Published Feb 17, 2023
Lucia Juliano, Head of Research, UK and NL at Harris Interactive
Between the rising cost of living and instability across the globe, 2023 has inherited much of 2022’s uncomfortable legacy. So, how are consumers responding to these pressures? And how confident are they that things will improve as the year goes on?
In Wave 21 of the Toluna Global Consumer Barometer, we surveyed over 15,000 consumers in 18 markets to understand how they’re feeling about the year ahead.
Nearly half of global consumers (47%) report feeling very satisfied with their life over the previous two weeks. That represents a six-point increase since January 2022, but there are some notable distinctions when we look at responses on a regional level. As low as four in ten consumers reported high life satisfaction in Europe, while as many as six in ten felt the same in the Americas.
Despite the increase in life satisfaction, consumer confidence is still quite low:
• Just 27% of global consumers are very confident spending money in the coming months, and this falls to 16% in Europe
• 41% of consumers are very concerned about their personal financial security
• 35% of consumers are either worried about their employment or in reduced employment
Still, it’s clear that consumers are optimistic about improvement on the horizon. Over one-third of global consumers expect to be better off financially in the next three months, and 44% expect their situation to improve by the end of 2023.
The heightened cost of living isn’t just affecting consumers’ bank accounts. Half of global consumers say that it’s impacting their personal health and well-being, too. How is that manifesting in terms of behavior?
• One in three feel more stressed due to the higher cost of living
• One in five are eating less healthy
• 18% are getting less exercise
• 16% are being less health-conscious due to other priorities

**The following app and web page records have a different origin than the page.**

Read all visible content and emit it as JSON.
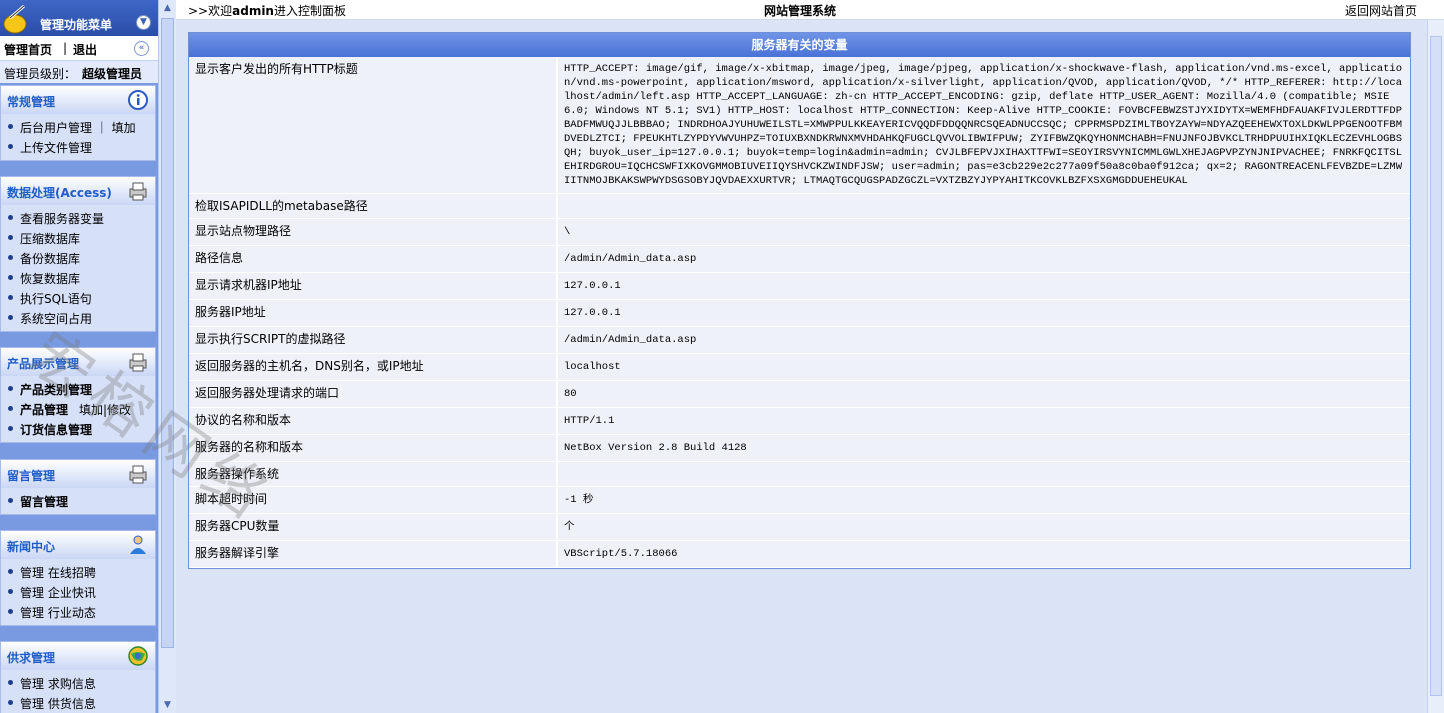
{
  "left": {
    "menu_title": "管理功能菜单",
    "home_link": "管理首页",
    "separator": "|",
    "logout_link": "退出",
    "admin_label": "管理员级别：",
    "admin_level": "超级管理员",
    "panels": [
      {
        "title": "常规管理",
        "icon": "info-icon",
        "items": [
          {
            "text": "后台用户管理 ｜ 填加",
            "bold": false
          },
          {
            "text": "上传文件管理",
            "bold": false
          }
        ]
      },
      {
        "title": "数据处理(Access)",
        "icon": "printer-icon",
        "items": [
          {
            "text": "查看服务器变量",
            "bold": false
          },
          {
            "text": "压缩数据库",
            "bold": false
          },
          {
            "text": "备份数据库",
            "bold": false
          },
          {
            "text": "恢复数据库",
            "bold": false
          },
          {
            "text": "执行SQL语句",
            "bold": false
          },
          {
            "text": "系统空间占用",
            "bold": false
          }
        ]
      },
      {
        "title": "产品展示管理",
        "icon": "printer-icon",
        "items": [
          {
            "text": "产品类别管理",
            "bold": true
          },
          {
            "text": "产品管理",
            "extra": "填加|修改",
            "bold": true
          },
          {
            "text": "订货信息管理",
            "bold": true
          }
        ]
      },
      {
        "title": "留言管理",
        "icon": "printer-icon",
        "items": [
          {
            "text": "留言管理",
            "bold": true
          }
        ]
      },
      {
        "title": "新闻中心",
        "icon": "person-icon",
        "items": [
          {
            "text": "管理  在线招聘",
            "bold": false
          },
          {
            "text": "管理  企业快讯",
            "bold": false
          },
          {
            "text": "管理  行业动态",
            "bold": false
          }
        ]
      },
      {
        "title": "供求管理",
        "icon": "globe-icon",
        "items": [
          {
            "text": "管理  求购信息",
            "bold": false
          },
          {
            "text": "管理  供货信息",
            "bold": false
          }
        ]
      }
    ]
  },
  "topbar": {
    "welcome_prefix": ">>欢迎",
    "welcome_user": "admin",
    "welcome_suffix": "进入控制面板",
    "site_title": "网站管理系统",
    "back_link": "返回网站首页"
  },
  "table": {
    "title": "服务器有关的变量",
    "rows": [
      {
        "key": "显示客户发出的所有HTTP标题",
        "value": "HTTP_ACCEPT: image/gif, image/x-xbitmap, image/jpeg, image/pjpeg, application/x-shockwave-flash, application/vnd.ms-excel, application/vnd.ms-powerpoint, application/msword, application/x-silverlight, application/QVOD, application/QVOD, */* HTTP_REFERER: http://localhost/admin/left.asp HTTP_ACCEPT_LANGUAGE: zh-cn HTTP_ACCEPT_ENCODING: gzip, deflate HTTP_USER_AGENT: Mozilla/4.0 (compatible; MSIE 6.0; Windows NT 5.1; SV1) HTTP_HOST: localhost HTTP_CONNECTION: Keep-Alive HTTP_COOKIE: FOVBCFEBWZSTJYXIDYTX=WEMFHDFAUAKFIVJLERDTTFDPBADFMWUQJJLBBBAO; INDRDHOAJYUHUWEILSTL=XMWPPULKKEAYERICVQQDFDDQQNRCSQEADNUCCSQC; CPPRMSPDZIMLTBOYZAYW=NDYAZQEEHEWXTOXLDKWLPPGENOOTFBMDVEDLZTCI; FPEUKHTLZYPDYVWVUHPZ=TOIUXBXNDKRWNXMVHDAHKQFUGCLQVVOLIBWIFPUW; ZYIFBWZQKQYHONMCHABH=FNUJNFOJBVKCLTRHDPUUIHXIQKLECZEVHLOGBSQH; buyok_user_ip=127.0.0.1; buyok=temp=login&admin=admin; CVJLBFEPVJXIHAXTTFWI=SEOYIRSVYNICMMLGWLXHEJAGPVPZYNJNIPVACHEE; FNRKFQCITSLEHIRDGROU=IQCHCSWFIXKOVGMMOBIUVEIIQYSHVCKZWINDFJSW; user=admin; pas=e3cb229e2c277a09f50a8c0ba0f912ca; qx=2; RAGONTREACENLFEVBZDE=LZMWIITNMOJBKAKSWPWYDSGSOBYJQVDAEXXURTVR; LTMAQTGCQUGSPADZGCZL=VXTZBZYJYPYAHITKCOVKLBZFXSXGMGDDUEHEUKAL"
      },
      {
        "key": "检取ISAPIDLL的metabase路径",
        "value": ""
      },
      {
        "key": "显示站点物理路径",
        "value": "\\"
      },
      {
        "key": "路径信息",
        "value": "/admin/Admin_data.asp"
      },
      {
        "key": "显示请求机器IP地址",
        "value": "127.0.0.1"
      },
      {
        "key": "服务器IP地址",
        "value": "127.0.0.1"
      },
      {
        "key": "显示执行SCRIPT的虚拟路径",
        "value": "/admin/Admin_data.asp"
      },
      {
        "key": "返回服务器的主机名，DNS别名，或IP地址",
        "value": "localhost"
      },
      {
        "key": "返回服务器处理请求的端口",
        "value": "80"
      },
      {
        "key": "协议的名称和版本",
        "value": "HTTP/1.1"
      },
      {
        "key": "服务器的名称和版本",
        "value": "NetBox Version 2.8 Build 4128"
      },
      {
        "key": "服务器操作系统",
        "value": ""
      },
      {
        "key": "脚本超时时间",
        "value": "-1 秒"
      },
      {
        "key": "服务器CPU数量",
        "value": "个"
      },
      {
        "key": "服务器解译引擎",
        "value": "VBScript/5.7.18066"
      }
    ]
  },
  "watermark": "宏榕网络"
}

Despite these challenges that consumers are facing, many remain optimistic for the future. Over one-third of consumers expect to be more satisfied with their personal health and well-being by the end of 2023.
It’s no secret that the cost of living is impacting how we spend and what we spend it on. Nearly seven in ten consumers told us that rising energy and living costs are impacting their spending, and six in ten are putting off big life expenditures until the financial climate stabilizes.
When asked where they would cut back on spending in the next three months, it’s clear that leisure expenses are first on the chopping block. Consumers plan to reduce spending on:
• 40% eating out
• 35% alcohol in bars, pubs, and restaurants
• 34% ordering takeout
• 30% holidays/vacations
And when shopping for essentials, like groceries, they’re taking a much more savvy, value-driven approach. Consumers are reducing unnecessary expenditures, comparing prices, visiting more stores in search of value, and even changing supermarkets to cheaper alternatives. For brands, this really drives home the importance of communicating around value to win over consumers in the current economic environment.
With people focused on value for money, one might assume they’re less focused on brand values. You’d be incorrect! They still want to engage with brands that make a positive impact on the environment and the world as a whole. In fact, seven in ten say they would start using a brand or use it more because of its positive environmental/social activities, and a similar proportion would move away from a brand because of its negative activities.
What’s stopping them? Two in three consumers say they would like to make more decisions based on brand values, but don’t feel like they have enough information. A similar amount feel they can’t afford to at this time. What about the top actions for brands to take? Above all else, consumers want brands to be sincere and authentic about their values (66%). Other priorities include reducing the use of plastic/paper/packaging (58%) and having policies that benefit the environment and society (55%).